While these image and governability issues exist, Lula arrived at COP28 with an objective: “set up a global fund to finance forest conservation to raise $250 billion from sovereign wealth funds and other investors, including the oil industry.” The proposal, called “Tropical Forests Forever,” is meant to fill a gap in financing mechanisms in fighting climate change. Hoping to position Brazil as a climate leader before COP 30, which the country will host, Lula defended the “world’s most ambitious climate goal,” limiting global heating to 1.5C. However, following the COP28 conference, Brazil is set to stage an auction for oil drilling blocks in ecologically sensitive areas, says Carol Pasquali of Greenpeace. While making grand statements at COP28 as well as calling on politicians ranging from leftwing climate justice campaigners to rightwing agribusiness advocates to join him, signals a change in policy from Lula’s predecessor, Jair Bolsonaro, the paradoxical political actions surrounding the conference serve only to undermine the Brazilian president’s legitimacy. The proposal itself, while ambitious, is a refreshing change of pace in the right direction at the helm of a developing country, which is arguably more adept at tackling forest conservation, with the majority of the Amazon rainforest being in Brazil. In response to reporters asking for clarification on Brazil joining OPEC+, Lula said it would not be a full member but an observer, hoping to influence rich oil countries to aid developing countries in Africa and Latin America to invest in renewable energy. Furthermore, Lula clarified that “there is no contradiction” as an observational capacity will convince the members of OPEC+ to invest money made from oil in nullifying it and creating alternatives.

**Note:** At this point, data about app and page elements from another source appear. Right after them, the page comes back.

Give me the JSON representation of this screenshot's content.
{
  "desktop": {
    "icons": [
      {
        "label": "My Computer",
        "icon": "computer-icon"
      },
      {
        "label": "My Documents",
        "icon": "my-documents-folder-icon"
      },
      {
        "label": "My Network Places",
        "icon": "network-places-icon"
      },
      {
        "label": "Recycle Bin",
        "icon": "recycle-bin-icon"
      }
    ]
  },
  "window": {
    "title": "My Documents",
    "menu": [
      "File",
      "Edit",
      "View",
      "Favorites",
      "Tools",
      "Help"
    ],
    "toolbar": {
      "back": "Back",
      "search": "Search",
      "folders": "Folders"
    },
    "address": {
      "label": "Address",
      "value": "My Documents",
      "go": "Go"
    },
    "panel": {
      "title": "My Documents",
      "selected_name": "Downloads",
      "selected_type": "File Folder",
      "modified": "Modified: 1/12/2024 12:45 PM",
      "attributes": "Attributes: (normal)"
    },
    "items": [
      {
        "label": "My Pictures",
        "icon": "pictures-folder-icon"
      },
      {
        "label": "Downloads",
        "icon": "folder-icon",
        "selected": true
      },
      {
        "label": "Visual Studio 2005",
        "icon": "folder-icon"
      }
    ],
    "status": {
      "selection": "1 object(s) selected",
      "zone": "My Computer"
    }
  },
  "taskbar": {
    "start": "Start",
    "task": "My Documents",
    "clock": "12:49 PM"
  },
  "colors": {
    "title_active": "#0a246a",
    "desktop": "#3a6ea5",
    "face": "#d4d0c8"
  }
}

Petrobras, brazil’s state-run petroleum company, will not stop oil explorations since fossil fuels continue to play vital roles in the global economy, said Lula, adding that Petrobras will continue to help Brazil grow but expand beyond just oil to all energy.


In summary, Brazil's climate policy at COP28 reflects a mix of ambition, political contradictions, and internal challenges. President Lula's environmental commitment is evident in ambitious proposals, but internal politics, exemplified by joining OPEC as an observer, highlights conflicting priorities. Concerns about political support and governance issues persist, particularly with a conservative Congress. The proposal for a global fund, "Tropical Forests Forever," signals positive change but faces skepticism due to post-COP28 oil drilling plans. Lula's diplomatic efforts to influence OPEC+ add complexity. As Brazil aims to host COP30, addressing internal hurdles is crucial for global credibility and achieving meaningful climate progress.


Share This Post On


Leave a comment

You need to login to leave a comment. Log-in